Fix it by: Smart aggregation of relevant content
Only humans can decide if content is really worth sharing with others. But algorithms can go a long way towards finding you good content to consider. Tools like our at Anders Pink let you do a custom search to surface recent relevant content on the topics you and your team are interested in, and push updated content every few hours. Here’s an example on pricing strategy:
This isn’t an alternative for selecting what you want to personally share. But it gives you a baseline that’s already been filtered for relevance and quality. That take a lot of the hassle out of finding content that’s worth sharing.
3. Old Habits Die Hard
“Let’s get the team to share valuable content” can translate as “another channel, another place to check for stuff”. That’s the death knell of lots of team initiatives. People revert to the channels that already have traction and an audience. It is very hard to build what Tomaz Tunguz calls a share of habit – getting people to add 10 minutes to their day to do something new.
Fix it by: Meeting people where they are.
It is hard to drive traffic to a new platform. If your team are already connected and sharing in email and Slack or your CRM, you’re better off bringing shareable content into those channels. For Anders Pink, we send a daily email digest of the top articles worth reading and sharing on your chosen topics every morning. Yep, we’re adding a tiny bit to the email traffic. But you’ll see it there, and if you spend 10 minutes a day checking the most valuable new content, and adding your comments, that’s worth it. We’re also developing Chrome and Slack integrations to make it easier to find and share content in your workflow.
4. The Team is Too Big
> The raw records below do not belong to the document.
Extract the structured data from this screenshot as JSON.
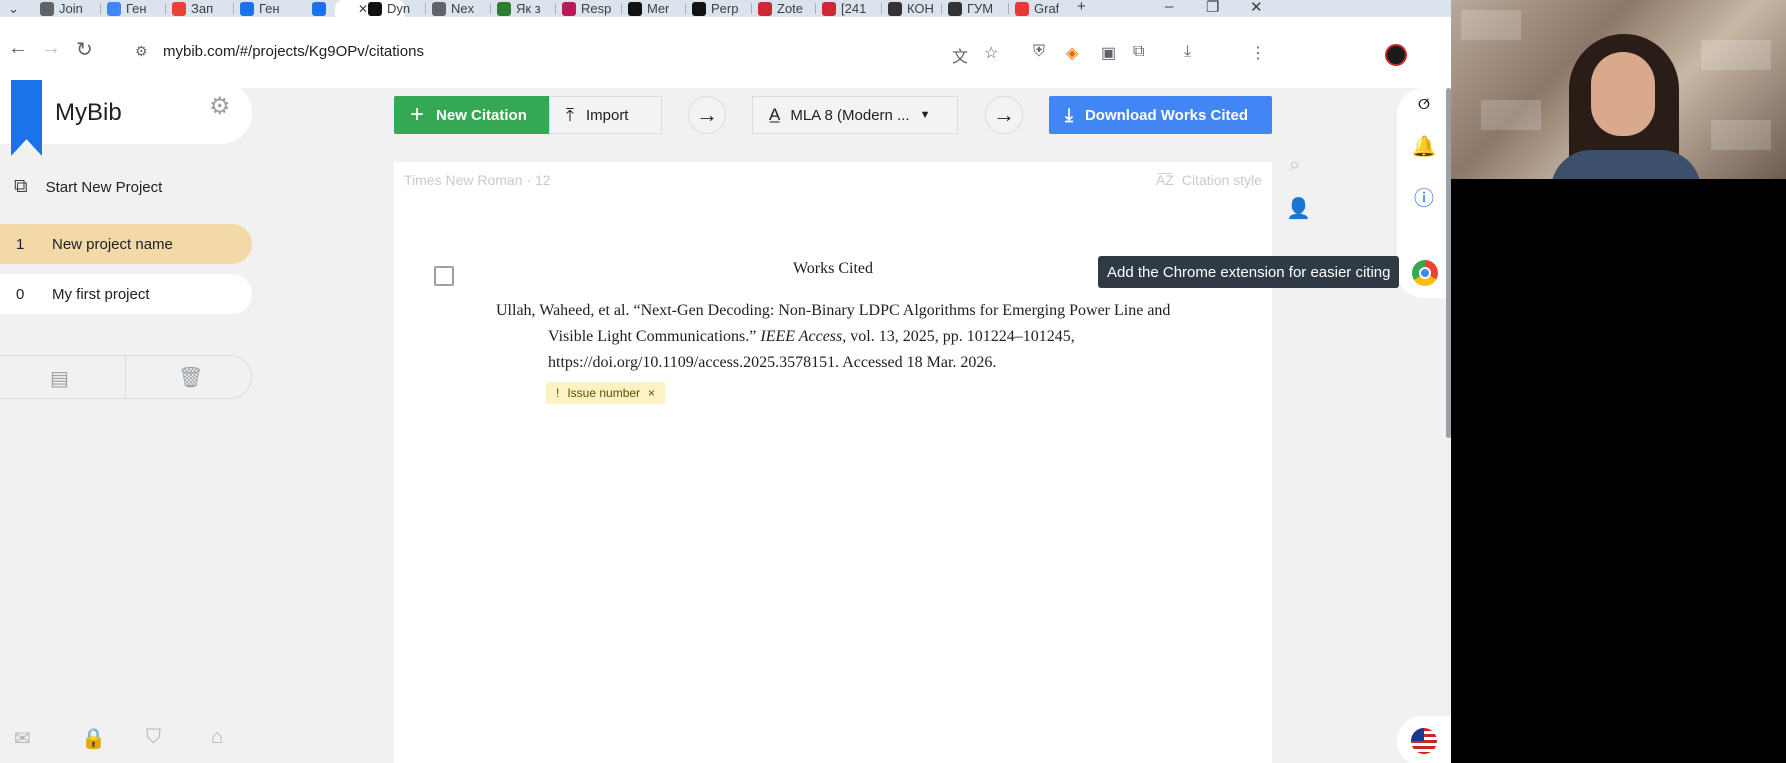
{
  "browser": {
    "tabs": [
      {
        "label": "Join",
        "icon": "globe-icon",
        "color": "#5f6368"
      },
      {
        "label": "Ген",
        "icon": "docs-icon",
        "color": "#4285f4"
      },
      {
        "label": "Зап",
        "icon": "gmail-icon",
        "color": "#ea4335"
      },
      {
        "label": "Ген",
        "icon": "u-icon",
        "color": "#1a73e8"
      },
      {
        "label": "",
        "icon": "mybib-icon",
        "color": "#1a73e8"
      },
      {
        "label": "Dyn",
        "icon": "dyn-icon",
        "color": "#111111"
      },
      {
        "label": "Nex",
        "icon": "globe-icon",
        "color": "#5f6368"
      },
      {
        "label": "Як з",
        "icon": "ei-icon",
        "color": "#2e7d32"
      },
      {
        "label": "Resp",
        "icon": "resp-icon",
        "color": "#b71c5a"
      },
      {
        "label": "Mer",
        "icon": "m-icon",
        "color": "#111111"
      },
      {
        "label": "Perp",
        "icon": "perplexity-icon",
        "color": "#111111"
      },
      {
        "label": "Zotе",
        "icon": "zotero-icon",
        "color": "#cc2936"
      },
      {
        "label": "[241",
        "icon": "x-icon",
        "color": "#cc2936"
      },
      {
        "label": "КОН",
        "icon": "pkp-icon",
        "color": "#333333"
      },
      {
        "label": "ГУМ",
        "icon": "gum-icon",
        "color": "#333333"
      },
      {
        "label": "Graf",
        "icon": "graf-icon",
        "color": "#e53935"
      }
    ],
    "url": "mybib.com/#/projects/Kg9OPv/citations"
  },
  "sidebar": {
    "logo": "MyBib",
    "start_new_project": "Start New Project",
    "projects": [
      {
        "count": "1",
        "name": "New project name",
        "selected": true
      },
      {
        "count": "0",
        "name": "My first project",
        "selected": false
      }
    ]
  },
  "actions": {
    "new_citation": "New Citation",
    "import": "Import",
    "citation_style": "MLA 8 (Modern ...",
    "download": "Download Works Cited"
  },
  "document": {
    "font_info": "Times New Roman · 12",
    "style_label": "Citation style",
    "title": "Works Cited",
    "citation": {
      "part1": "Ullah, Waheed, et al. “Next-Gen Decoding: Non-Binary LDPC Algorithms for Emerging Power Line and Visible Light Communications.” ",
      "journal": "IEEE Access",
      "part2": ", vol. 13, 2025, pp. 101224–101245, https://doi.org/10.1109/access.2025.3578151. Accessed 18 Mar. 2026."
    },
    "warning_badge": "Issue number",
    "warning_close": "×"
  },
  "rail": {
    "tooltip": "Add the Chrome extension for easier citing"
  },
  "colors": {
    "new_citation_bg": "#34a853",
    "download_bg": "#4285f4",
    "selected_project_bg": "#f3d8a8",
    "brand_blue": "#1a73e8"
  }
}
Lots of content sharing initiatives go enterprise wide. But sharing across a whole business or division is unlikely to work. We don’t have deep enough common goals or interests, and we don’t really know the wider audience well enough to share precisely relevant content.
Fix it by: Staying focused.
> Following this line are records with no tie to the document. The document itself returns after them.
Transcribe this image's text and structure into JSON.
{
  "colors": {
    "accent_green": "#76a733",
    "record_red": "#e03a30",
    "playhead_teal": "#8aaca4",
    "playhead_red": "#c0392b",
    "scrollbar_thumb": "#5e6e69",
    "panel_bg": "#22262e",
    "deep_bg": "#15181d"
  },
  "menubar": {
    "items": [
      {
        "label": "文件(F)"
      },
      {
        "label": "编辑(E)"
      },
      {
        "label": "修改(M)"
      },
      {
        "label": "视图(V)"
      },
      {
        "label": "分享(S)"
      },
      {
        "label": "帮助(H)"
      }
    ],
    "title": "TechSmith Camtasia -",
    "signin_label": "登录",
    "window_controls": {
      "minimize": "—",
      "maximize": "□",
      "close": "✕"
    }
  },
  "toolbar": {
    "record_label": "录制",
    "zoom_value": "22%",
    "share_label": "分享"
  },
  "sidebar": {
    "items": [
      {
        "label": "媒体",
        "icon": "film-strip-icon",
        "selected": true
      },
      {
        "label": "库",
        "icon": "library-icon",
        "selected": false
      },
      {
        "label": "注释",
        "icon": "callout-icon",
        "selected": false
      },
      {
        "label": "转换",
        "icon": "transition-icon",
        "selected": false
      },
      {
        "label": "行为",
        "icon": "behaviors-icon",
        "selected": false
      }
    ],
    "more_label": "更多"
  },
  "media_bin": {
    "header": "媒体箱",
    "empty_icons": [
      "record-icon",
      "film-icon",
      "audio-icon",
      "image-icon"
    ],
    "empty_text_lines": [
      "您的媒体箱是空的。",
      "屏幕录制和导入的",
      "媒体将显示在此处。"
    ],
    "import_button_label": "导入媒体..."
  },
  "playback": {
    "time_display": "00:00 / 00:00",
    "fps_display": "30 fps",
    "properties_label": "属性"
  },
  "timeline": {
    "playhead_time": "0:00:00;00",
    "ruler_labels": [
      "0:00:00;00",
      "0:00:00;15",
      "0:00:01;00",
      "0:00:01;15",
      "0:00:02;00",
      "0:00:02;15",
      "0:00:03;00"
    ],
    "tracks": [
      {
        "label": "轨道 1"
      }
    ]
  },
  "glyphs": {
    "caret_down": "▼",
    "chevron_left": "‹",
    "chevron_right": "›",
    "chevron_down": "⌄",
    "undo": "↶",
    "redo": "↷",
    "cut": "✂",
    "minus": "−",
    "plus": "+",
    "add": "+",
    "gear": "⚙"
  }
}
We like Jeff Bezos’ two pizza rule: Any team should be small enough to be fed by 2 pizzas. Your immediate colleagues in sales, design or whatever function you’re in might conform to that serving size. Create small and focused groups, so what you share and comment on is directly relevant to the projects, clients and issues you’re working on together. In Anders Pink you can create multiple teams and keep them tightly focused.
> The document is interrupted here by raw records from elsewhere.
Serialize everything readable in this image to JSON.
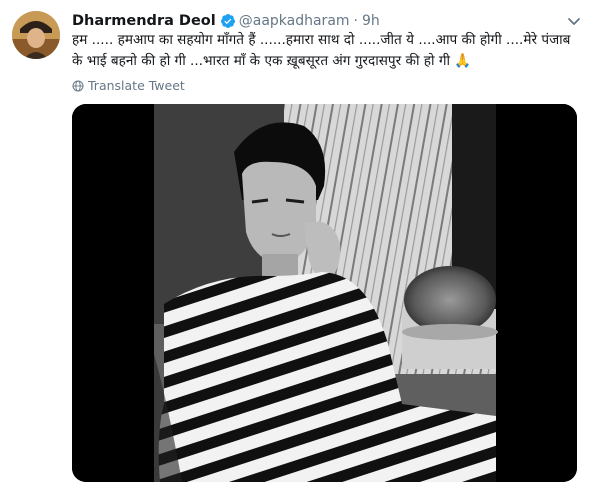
{
  "tweet": {
    "display_name": "Dharmendra Deol",
    "handle": "@aapkadharam",
    "separator": "·",
    "time": "9h",
    "text": "हम ..... हमआप का सहयोग माँगते हैं ......हमारा साथ दो .....जीत ये ....आप की होगी ....मेरे पंजाब के भाई बहनो की हो गी ...भारत माँ के एक ख़ूबसूरत अंग गुरदासपुर की हो गी 🙏",
    "translate_label": "Translate Tweet"
  },
  "icons": {
    "verified": "verified-badge-icon",
    "caret": "chevron-down-icon",
    "translate": "globe-icon"
  },
  "colors": {
    "verified_blue": "#1da1f2",
    "secondary_text": "#657786",
    "primary_text": "#14171a"
  }
}
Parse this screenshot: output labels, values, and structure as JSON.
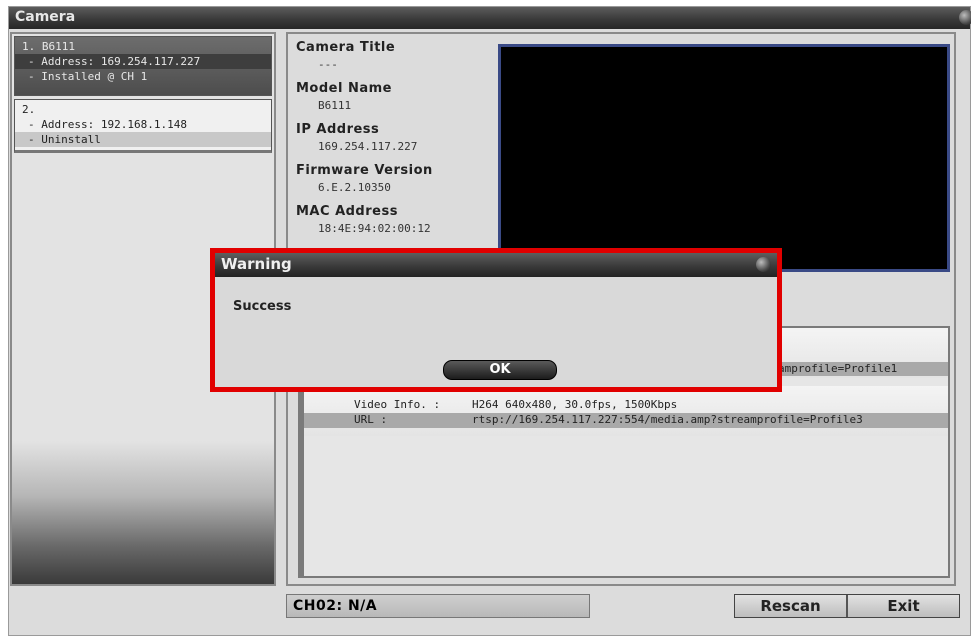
{
  "window": {
    "title": "Camera"
  },
  "cameras": [
    {
      "header": "1. B6111",
      "address": "- Address: 169.254.117.227",
      "status": "- Installed @ CH 1"
    },
    {
      "header": "2.",
      "address": "- Address: 192.168.1.148",
      "status": "- Uninstall"
    }
  ],
  "info": {
    "camera_title_label": "Camera Title",
    "camera_title_value": "---",
    "model_name_label": "Model Name",
    "model_name_value": "B6111",
    "ip_label": "IP Address",
    "ip_value": "169.254.117.227",
    "firmware_label": "Firmware Version",
    "firmware_value": "6.E.2.10350",
    "mac_label": "MAC Address",
    "mac_value": "18:4E:94:02:00:12"
  },
  "streams": [
    {
      "url_tail": "amprofile=Profile1"
    },
    {
      "video_info_label": "Video Info. :",
      "video_info_value": "H264 640x480, 30.0fps, 1500Kbps",
      "url_label": "URL :",
      "url_value": "rtsp://169.254.117.227:554/media.amp?streamprofile=Profile3"
    }
  ],
  "status": {
    "channel": "CH02: N/A"
  },
  "buttons": {
    "rescan": "Rescan",
    "exit": "Exit"
  },
  "dialog": {
    "title": "Warning",
    "message": "Success",
    "ok": "OK"
  },
  "colors": {
    "alert_frame": "#e10000",
    "preview_border": "#3a4a86"
  }
}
5. Sharing is Not Valued
Is there anything in it for me to share valuable insights with my colleagues? Does anyone track or care that I do it? We’re all busy and focus on the things we’re rewarded for. Sharing valuable content and insights may not seem connected to that. There’s a risk they feel like a distraction, or worse – you’re enabling others to succeed based on your insights. No fair, right?
Fix it by: Rewarding the sharers.
People who find valuable content and share it are immensely valuable. Not everyone in your teams will do this to the same extent. The people who do it best and do it well should get kudos – you decide the format but let them know it matters. They’re also more likely to be tomorrow’s leaders.
The research shows that when team members think that their expertise is valued, good things happen. If you work in an organisation where senior validation is a currency – play to that. Thank people for their contributions. A thumbs up can go a long way, as Facebook has already taught us.
A Tool To Help Teams Share
Our Anders Pink app is focused on helping teams surface and share relevant content to stay smarter together. You can
- Create a private team of any size
- Subscribe to or create briefings on any topic – here’s one on smart teams
- Get fresh content automatically, every few hours on your topics
- Read, comment, upvote, share and save any articles relevant to your team
- Get a daily email update on what your team is talking about
Try it today and set up a team for free.